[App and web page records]
·····

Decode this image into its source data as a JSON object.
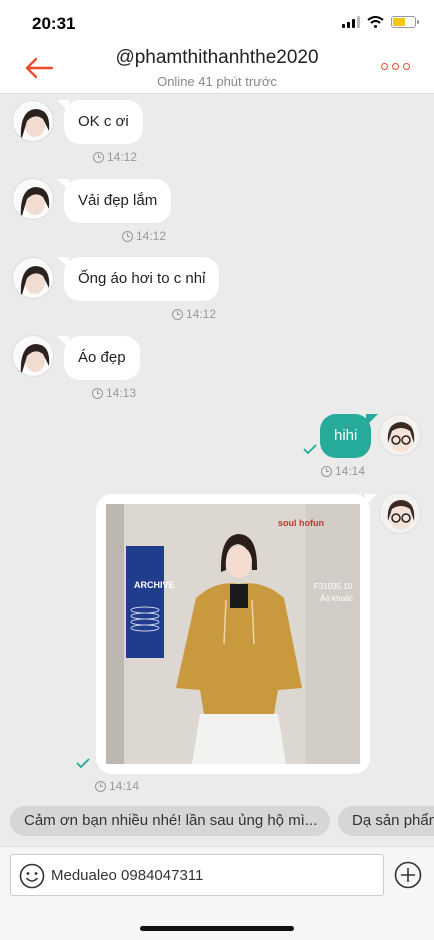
{
  "status_bar": {
    "time": "20:31"
  },
  "header": {
    "title": "@phamthithanhthe2020",
    "subtitle": "Online 41 phút trước",
    "accent": "#ee4d2d"
  },
  "messages": [
    {
      "side": "in",
      "text": "OK c ơi",
      "time": "14:12"
    },
    {
      "side": "in",
      "text": "Vải đẹp lắm",
      "time": "14:12"
    },
    {
      "side": "in",
      "text": "Ống áo hơi to c nhỉ",
      "time": "14:12"
    },
    {
      "side": "in",
      "text": "Áo đẹp",
      "time": "14:13"
    },
    {
      "side": "out",
      "text": "hihi",
      "time": "14:14"
    },
    {
      "side": "out",
      "type": "image",
      "time": "14:14",
      "photo_text": {
        "top_label": "soul hofun",
        "poster": "ARCHIVE",
        "tag": "F31035 10",
        "tag_sub": "Áo khoác"
      }
    }
  ],
  "quick_replies": [
    "Cảm ơn bạn nhiều nhé! lần sau ủng hộ mì...",
    "Dạ sản phẩm"
  ],
  "input": {
    "value": "Medualeo 0984047311"
  },
  "icons": [
    "back-arrow-icon",
    "more-dots-icon",
    "clock-icon",
    "check-icon",
    "emoji-icon",
    "plus-icon"
  ],
  "colors": {
    "sent_bubble": "#26aa99",
    "background": "#ebebeb"
  }
}
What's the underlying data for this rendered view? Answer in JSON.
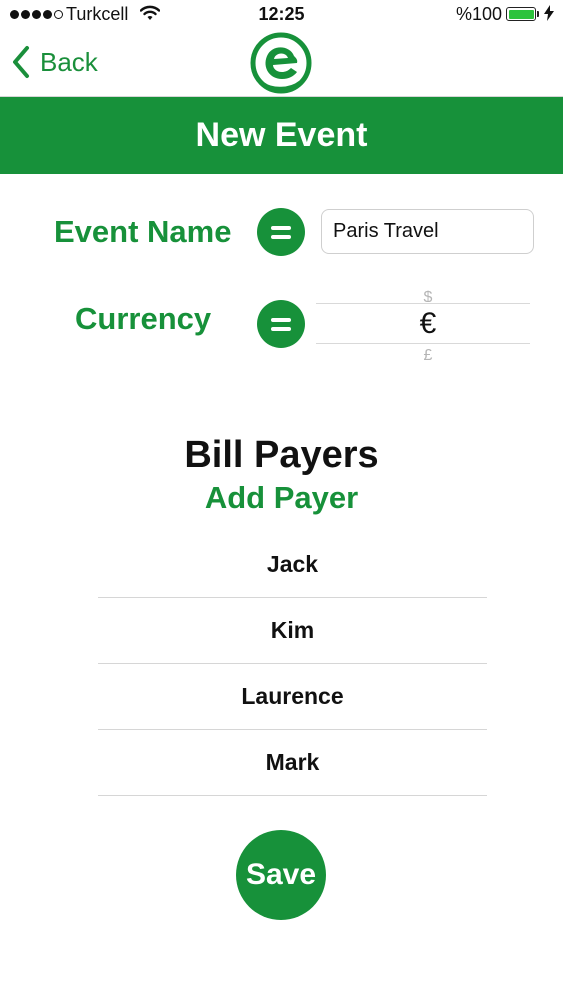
{
  "status_bar": {
    "carrier": "Turkcell",
    "time": "12:25",
    "battery_percent": "%100",
    "battery_level": 1.0,
    "signal_bars_filled": 4,
    "signal_bars_total": 5
  },
  "nav": {
    "back_label": "Back",
    "logo_icon": "app-logo-e-icon"
  },
  "page": {
    "title": "New Event"
  },
  "form": {
    "event_name_label": "Event Name",
    "event_name_value": "Paris Travel",
    "currency_label": "Currency",
    "currency_picker": {
      "option_above": "$",
      "selected": "€",
      "option_below": "£"
    }
  },
  "payers": {
    "title": "Bill Payers",
    "add_label": "Add Payer",
    "items": [
      {
        "name": "Jack"
      },
      {
        "name": "Kim"
      },
      {
        "name": "Laurence"
      },
      {
        "name": "Mark"
      }
    ]
  },
  "actions": {
    "save_label": "Save"
  },
  "colors": {
    "accent": "#17913a",
    "on_accent": "#ffffff",
    "separator": "#d6d6d6"
  }
}
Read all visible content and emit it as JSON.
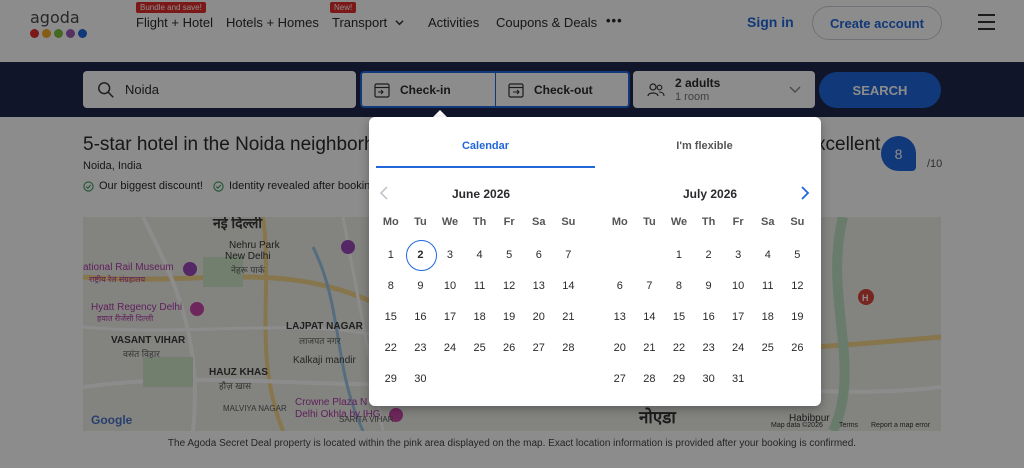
{
  "header": {
    "logo_text": "agoda",
    "logo_colors": [
      "#e12d2d",
      "#f5a623",
      "#7ebd3d",
      "#9b59b6",
      "#2067da"
    ],
    "nav": [
      {
        "label": "Flight + Hotel",
        "badge": "Bundle and save!"
      },
      {
        "label": "Hotels + Homes",
        "badge": ""
      },
      {
        "label": "Transport",
        "badge": "New!"
      },
      {
        "label": "Activities",
        "badge": ""
      },
      {
        "label": "Coupons & Deals",
        "badge": ""
      }
    ],
    "more": "•••",
    "sign_in": "Sign in",
    "create_account": "Create account"
  },
  "search": {
    "destination": "Noida",
    "check_in": "Check-in",
    "check_out": "Check-out",
    "guests_line1": "2 adults",
    "guests_line2": "1 room",
    "button": "SEARCH"
  },
  "listing": {
    "title": "5-star hotel in the Noida neighborh",
    "title_right": "xcellent",
    "location": "Noida, India",
    "perks": [
      "Our biggest discount!",
      "Identity revealed after bookin"
    ],
    "score": "8",
    "score_of": "/10",
    "map_note": "The Agoda Secret Deal property is located within the pink area displayed on the map. Exact location information is provided after your booking is confirmed.",
    "map_labels": {
      "l1": "नई दिल्ली",
      "l2": "Nehru Park",
      "l3": "New Delhi",
      "l4": "नेहरू पार्क",
      "l5": "ational Rail Museum",
      "l6": "राष्ट्रीय रेल संग्रहालय",
      "l7": "Hyatt Regency Delhi",
      "l8": "हयात रीजेंसी दिल्ली",
      "l9": "LAJPAT NAGAR",
      "l10": "लाजपत नगर",
      "l11": "VASANT VIHAR",
      "l12": "वसंत विहार",
      "l13": "Kalkaji mandir",
      "l14": "HAUZ KHAS",
      "l15": "हौज़ खास",
      "l16": "MALVIYA NAGAR",
      "l17": "Crowne Plaza N",
      "l18": "Delhi Okhla by IHG",
      "l19": "SARITA VIHAR",
      "l20": "नोएडा",
      "l21": "Habibpur",
      "google": "Google",
      "map_data": "Map data ©2026",
      "terms": "Terms",
      "report": "Report a map error"
    }
  },
  "calendar": {
    "tabs": [
      "Calendar",
      "I'm flexible"
    ],
    "weekdays": [
      "Mo",
      "Tu",
      "We",
      "Th",
      "Fr",
      "Sa",
      "Su"
    ],
    "months": [
      {
        "title": "June 2026",
        "leading_blanks": 0,
        "days": [
          "1",
          "2",
          "3",
          "4",
          "5",
          "6",
          "7",
          "8",
          "9",
          "10",
          "11",
          "12",
          "13",
          "14",
          "15",
          "16",
          "17",
          "18",
          "19",
          "20",
          "21",
          "22",
          "23",
          "24",
          "25",
          "26",
          "27",
          "28",
          "29",
          "30"
        ],
        "selected": "2"
      },
      {
        "title": "July 2026",
        "leading_blanks": 2,
        "days": [
          "1",
          "2",
          "3",
          "4",
          "5",
          "6",
          "7",
          "8",
          "9",
          "10",
          "11",
          "12",
          "13",
          "14",
          "15",
          "16",
          "17",
          "18",
          "19",
          "20",
          "21",
          "22",
          "23",
          "24",
          "25",
          "26",
          "27",
          "28",
          "29",
          "30",
          "31"
        ],
        "selected": ""
      }
    ]
  }
}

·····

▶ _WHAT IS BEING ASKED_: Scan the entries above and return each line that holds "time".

▶ _RESPONSE BELOW_:
    "time": "20:31"
      "time": "14:12"
      "time": "14:12"
      "time": "14:12"
      "time": "14:13"
      "time": "14:14"
      "time": "14:14",
    "time": "12:25",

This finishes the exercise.